# [TASK STATEMENT]
Every record below must be retyped exactly, with the pictures left out.

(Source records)
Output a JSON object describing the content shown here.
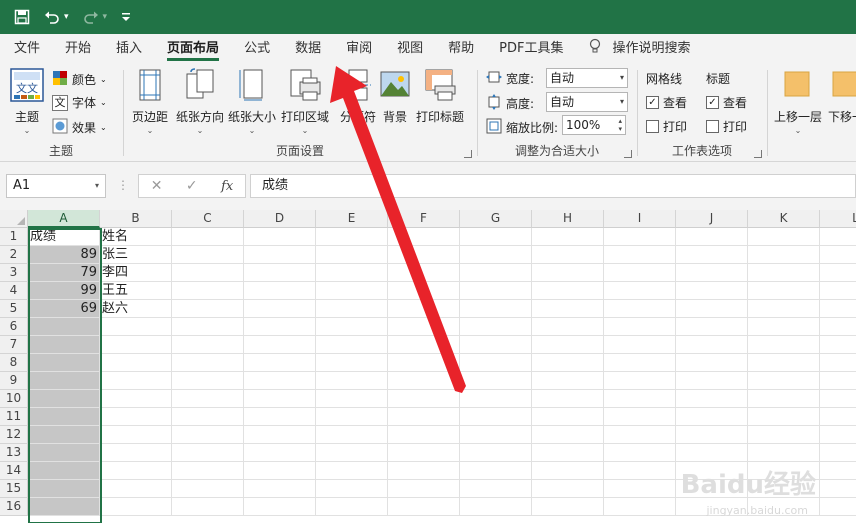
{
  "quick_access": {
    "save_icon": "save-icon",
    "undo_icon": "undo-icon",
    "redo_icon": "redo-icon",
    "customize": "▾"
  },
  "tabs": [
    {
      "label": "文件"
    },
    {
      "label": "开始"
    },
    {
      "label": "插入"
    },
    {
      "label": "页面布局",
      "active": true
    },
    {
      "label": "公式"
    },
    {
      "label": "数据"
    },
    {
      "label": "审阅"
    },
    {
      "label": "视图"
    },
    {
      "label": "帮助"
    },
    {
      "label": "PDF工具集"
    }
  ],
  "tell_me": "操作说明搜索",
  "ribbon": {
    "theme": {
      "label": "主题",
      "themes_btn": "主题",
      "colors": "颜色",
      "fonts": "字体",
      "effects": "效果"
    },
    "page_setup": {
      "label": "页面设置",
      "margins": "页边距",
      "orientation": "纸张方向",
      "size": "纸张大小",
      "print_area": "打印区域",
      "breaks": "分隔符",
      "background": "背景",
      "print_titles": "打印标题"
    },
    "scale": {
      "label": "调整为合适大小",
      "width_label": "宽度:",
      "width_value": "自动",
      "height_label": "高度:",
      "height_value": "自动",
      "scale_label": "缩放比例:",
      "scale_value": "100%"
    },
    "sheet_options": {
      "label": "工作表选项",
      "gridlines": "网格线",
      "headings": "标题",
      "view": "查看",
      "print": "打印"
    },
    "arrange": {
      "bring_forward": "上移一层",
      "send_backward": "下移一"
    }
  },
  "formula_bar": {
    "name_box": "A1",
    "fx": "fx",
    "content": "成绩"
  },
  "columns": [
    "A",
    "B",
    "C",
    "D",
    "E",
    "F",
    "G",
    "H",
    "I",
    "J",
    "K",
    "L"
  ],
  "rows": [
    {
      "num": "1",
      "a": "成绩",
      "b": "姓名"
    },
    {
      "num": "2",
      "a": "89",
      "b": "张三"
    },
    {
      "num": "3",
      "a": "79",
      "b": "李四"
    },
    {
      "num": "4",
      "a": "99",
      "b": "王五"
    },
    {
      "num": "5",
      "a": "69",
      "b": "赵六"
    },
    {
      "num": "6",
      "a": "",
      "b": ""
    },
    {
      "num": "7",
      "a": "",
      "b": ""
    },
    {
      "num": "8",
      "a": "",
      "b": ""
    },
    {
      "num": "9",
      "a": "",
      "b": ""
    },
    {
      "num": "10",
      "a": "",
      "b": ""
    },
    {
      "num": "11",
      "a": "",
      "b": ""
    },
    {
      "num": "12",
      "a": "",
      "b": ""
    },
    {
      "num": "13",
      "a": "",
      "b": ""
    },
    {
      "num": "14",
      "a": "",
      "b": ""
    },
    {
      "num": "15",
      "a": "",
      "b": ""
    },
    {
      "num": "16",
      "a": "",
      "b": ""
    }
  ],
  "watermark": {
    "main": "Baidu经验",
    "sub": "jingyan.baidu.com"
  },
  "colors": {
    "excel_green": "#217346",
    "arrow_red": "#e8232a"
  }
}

# [ANSWER AREA]
Output a JSON object describing the content shown here.
{
  "quick_access": {
    "save_icon": "save-icon",
    "undo_icon": "undo-icon",
    "redo_icon": "redo-icon",
    "customize": "▾"
  },
  "tabs": [
    {
      "label": "文件"
    },
    {
      "label": "开始"
    },
    {
      "label": "插入"
    },
    {
      "label": "页面布局",
      "active": true
    },
    {
      "label": "公式"
    },
    {
      "label": "数据"
    },
    {
      "label": "审阅"
    },
    {
      "label": "视图"
    },
    {
      "label": "帮助"
    },
    {
      "label": "PDF工具集"
    }
  ],
  "tell_me": "操作说明搜索",
  "ribbon": {
    "theme": {
      "label": "主题",
      "themes_btn": "主题",
      "colors": "颜色",
      "fonts": "字体",
      "effects": "效果"
    },
    "page_setup": {
      "label": "页面设置",
      "margins": "页边距",
      "orientation": "纸张方向",
      "size": "纸张大小",
      "print_area": "打印区域",
      "breaks": "分隔符",
      "background": "背景",
      "print_titles": "打印标题"
    },
    "scale": {
      "label": "调整为合适大小",
      "width_label": "宽度:",
      "width_value": "自动",
      "height_label": "高度:",
      "height_value": "自动",
      "scale_label": "缩放比例:",
      "scale_value": "100%"
    },
    "sheet_options": {
      "label": "工作表选项",
      "gridlines": "网格线",
      "headings": "标题",
      "view": "查看",
      "print": "打印"
    },
    "arrange": {
      "bring_forward": "上移一层",
      "send_backward": "下移一"
    }
  },
  "formula_bar": {
    "name_box": "A1",
    "fx": "fx",
    "content": "成绩"
  },
  "columns": [
    "A",
    "B",
    "C",
    "D",
    "E",
    "F",
    "G",
    "H",
    "I",
    "J",
    "K",
    "L"
  ],
  "rows": [
    {
      "num": "1",
      "a": "成绩",
      "b": "姓名"
    },
    {
      "num": "2",
      "a": "89",
      "b": "张三"
    },
    {
      "num": "3",
      "a": "79",
      "b": "李四"
    },
    {
      "num": "4",
      "a": "99",
      "b": "王五"
    },
    {
      "num": "5",
      "a": "69",
      "b": "赵六"
    },
    {
      "num": "6",
      "a": "",
      "b": ""
    },
    {
      "num": "7",
      "a": "",
      "b": ""
    },
    {
      "num": "8",
      "a": "",
      "b": ""
    },
    {
      "num": "9",
      "a": "",
      "b": ""
    },
    {
      "num": "10",
      "a": "",
      "b": ""
    },
    {
      "num": "11",
      "a": "",
      "b": ""
    },
    {
      "num": "12",
      "a": "",
      "b": ""
    },
    {
      "num": "13",
      "a": "",
      "b": ""
    },
    {
      "num": "14",
      "a": "",
      "b": ""
    },
    {
      "num": "15",
      "a": "",
      "b": ""
    },
    {
      "num": "16",
      "a": "",
      "b": ""
    }
  ],
  "watermark": {
    "main": "Baidu经验",
    "sub": "jingyan.baidu.com"
  },
  "colors": {
    "excel_green": "#217346",
    "arrow_red": "#e8232a"
  }
}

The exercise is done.